**** Supplied data

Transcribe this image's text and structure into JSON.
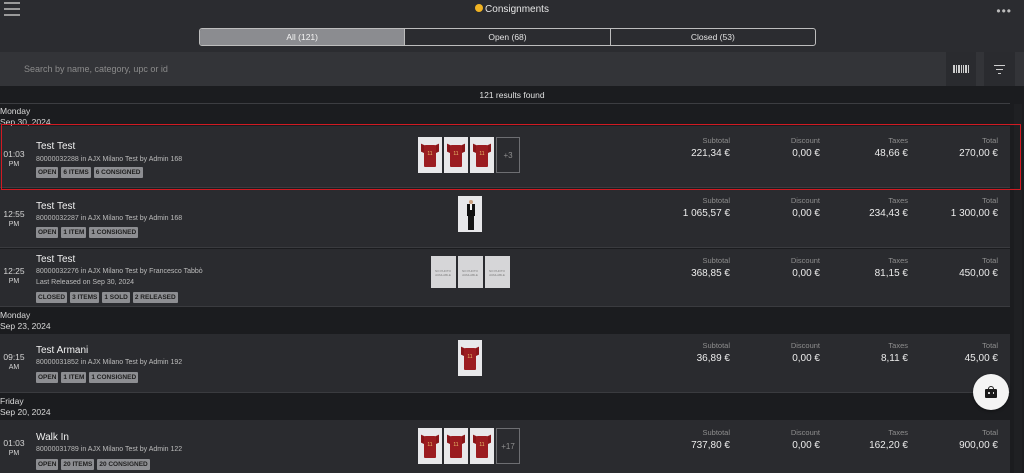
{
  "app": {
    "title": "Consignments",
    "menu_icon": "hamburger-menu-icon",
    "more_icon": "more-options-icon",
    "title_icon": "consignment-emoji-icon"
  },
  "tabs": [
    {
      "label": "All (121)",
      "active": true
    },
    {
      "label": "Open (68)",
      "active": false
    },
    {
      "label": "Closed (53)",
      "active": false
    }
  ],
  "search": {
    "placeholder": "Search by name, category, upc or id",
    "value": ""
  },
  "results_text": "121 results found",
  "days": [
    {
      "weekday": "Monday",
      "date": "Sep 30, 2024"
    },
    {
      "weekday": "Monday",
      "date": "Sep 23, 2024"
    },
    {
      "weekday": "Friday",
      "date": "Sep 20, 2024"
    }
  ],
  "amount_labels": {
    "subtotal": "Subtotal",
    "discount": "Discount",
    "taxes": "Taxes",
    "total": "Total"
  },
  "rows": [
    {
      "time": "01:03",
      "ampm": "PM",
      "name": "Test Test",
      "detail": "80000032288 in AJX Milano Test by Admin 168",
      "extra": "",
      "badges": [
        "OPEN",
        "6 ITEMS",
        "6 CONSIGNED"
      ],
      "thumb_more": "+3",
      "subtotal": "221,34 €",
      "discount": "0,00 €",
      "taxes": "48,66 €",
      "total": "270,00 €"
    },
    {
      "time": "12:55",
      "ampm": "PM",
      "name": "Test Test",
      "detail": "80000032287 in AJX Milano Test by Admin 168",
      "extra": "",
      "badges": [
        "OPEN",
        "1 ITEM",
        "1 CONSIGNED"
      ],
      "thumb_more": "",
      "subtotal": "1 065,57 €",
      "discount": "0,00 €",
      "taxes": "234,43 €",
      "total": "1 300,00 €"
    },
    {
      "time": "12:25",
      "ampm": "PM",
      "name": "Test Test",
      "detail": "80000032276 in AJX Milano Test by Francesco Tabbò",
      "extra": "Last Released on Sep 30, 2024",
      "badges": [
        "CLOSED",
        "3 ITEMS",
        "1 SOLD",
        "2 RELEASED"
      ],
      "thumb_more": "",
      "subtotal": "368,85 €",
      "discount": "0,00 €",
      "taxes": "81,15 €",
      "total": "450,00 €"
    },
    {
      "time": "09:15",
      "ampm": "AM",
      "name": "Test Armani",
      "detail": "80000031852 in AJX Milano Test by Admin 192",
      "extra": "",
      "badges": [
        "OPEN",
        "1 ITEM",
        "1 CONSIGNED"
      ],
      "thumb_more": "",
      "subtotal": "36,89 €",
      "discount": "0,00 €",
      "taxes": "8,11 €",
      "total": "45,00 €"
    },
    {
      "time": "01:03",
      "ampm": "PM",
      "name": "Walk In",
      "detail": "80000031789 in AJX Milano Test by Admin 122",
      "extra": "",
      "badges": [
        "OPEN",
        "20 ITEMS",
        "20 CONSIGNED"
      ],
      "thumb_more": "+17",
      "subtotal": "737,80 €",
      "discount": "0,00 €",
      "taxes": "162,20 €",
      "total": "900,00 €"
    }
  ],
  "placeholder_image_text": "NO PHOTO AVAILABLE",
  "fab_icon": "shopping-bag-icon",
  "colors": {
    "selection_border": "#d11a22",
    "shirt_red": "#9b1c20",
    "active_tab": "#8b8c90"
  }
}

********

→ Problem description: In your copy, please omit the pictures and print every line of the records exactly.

→ Final answer:
Transcribe this image's text and structure into JSON.
{
  "app": {
    "title": "Consignments",
    "menu_icon": "hamburger-menu-icon",
    "more_icon": "more-options-icon",
    "title_icon": "consignment-emoji-icon"
  },
  "tabs": [
    {
      "label": "All (121)",
      "active": true
    },
    {
      "label": "Open (68)",
      "active": false
    },
    {
      "label": "Closed (53)",
      "active": false
    }
  ],
  "search": {
    "placeholder": "Search by name, category, upc or id",
    "value": ""
  },
  "results_text": "121 results found",
  "days": [
    {
      "weekday": "Monday",
      "date": "Sep 30, 2024"
    },
    {
      "weekday": "Monday",
      "date": "Sep 23, 2024"
    },
    {
      "weekday": "Friday",
      "date": "Sep 20, 2024"
    }
  ],
  "amount_labels": {
    "subtotal": "Subtotal",
    "discount": "Discount",
    "taxes": "Taxes",
    "total": "Total"
  },
  "rows": [
    {
      "time": "01:03",
      "ampm": "PM",
      "name": "Test Test",
      "detail": "80000032288 in AJX Milano Test by Admin 168",
      "extra": "",
      "badges": [
        "OPEN",
        "6 ITEMS",
        "6 CONSIGNED"
      ],
      "thumb_more": "+3",
      "subtotal": "221,34 €",
      "discount": "0,00 €",
      "taxes": "48,66 €",
      "total": "270,00 €"
    },
    {
      "time": "12:55",
      "ampm": "PM",
      "name": "Test Test",
      "detail": "80000032287 in AJX Milano Test by Admin 168",
      "extra": "",
      "badges": [
        "OPEN",
        "1 ITEM",
        "1 CONSIGNED"
      ],
      "thumb_more": "",
      "subtotal": "1 065,57 €",
      "discount": "0,00 €",
      "taxes": "234,43 €",
      "total": "1 300,00 €"
    },
    {
      "time": "12:25",
      "ampm": "PM",
      "name": "Test Test",
      "detail": "80000032276 in AJX Milano Test by Francesco Tabbò",
      "extra": "Last Released on Sep 30, 2024",
      "badges": [
        "CLOSED",
        "3 ITEMS",
        "1 SOLD",
        "2 RELEASED"
      ],
      "thumb_more": "",
      "subtotal": "368,85 €",
      "discount": "0,00 €",
      "taxes": "81,15 €",
      "total": "450,00 €"
    },
    {
      "time": "09:15",
      "ampm": "AM",
      "name": "Test Armani",
      "detail": "80000031852 in AJX Milano Test by Admin 192",
      "extra": "",
      "badges": [
        "OPEN",
        "1 ITEM",
        "1 CONSIGNED"
      ],
      "thumb_more": "",
      "subtotal": "36,89 €",
      "discount": "0,00 €",
      "taxes": "8,11 €",
      "total": "45,00 €"
    },
    {
      "time": "01:03",
      "ampm": "PM",
      "name": "Walk In",
      "detail": "80000031789 in AJX Milano Test by Admin 122",
      "extra": "",
      "badges": [
        "OPEN",
        "20 ITEMS",
        "20 CONSIGNED"
      ],
      "thumb_more": "+17",
      "subtotal": "737,80 €",
      "discount": "0,00 €",
      "taxes": "162,20 €",
      "total": "900,00 €"
    }
  ],
  "placeholder_image_text": "NO PHOTO AVAILABLE",
  "fab_icon": "shopping-bag-icon",
  "colors": {
    "selection_border": "#d11a22",
    "shirt_red": "#9b1c20",
    "active_tab": "#8b8c90"
  }
}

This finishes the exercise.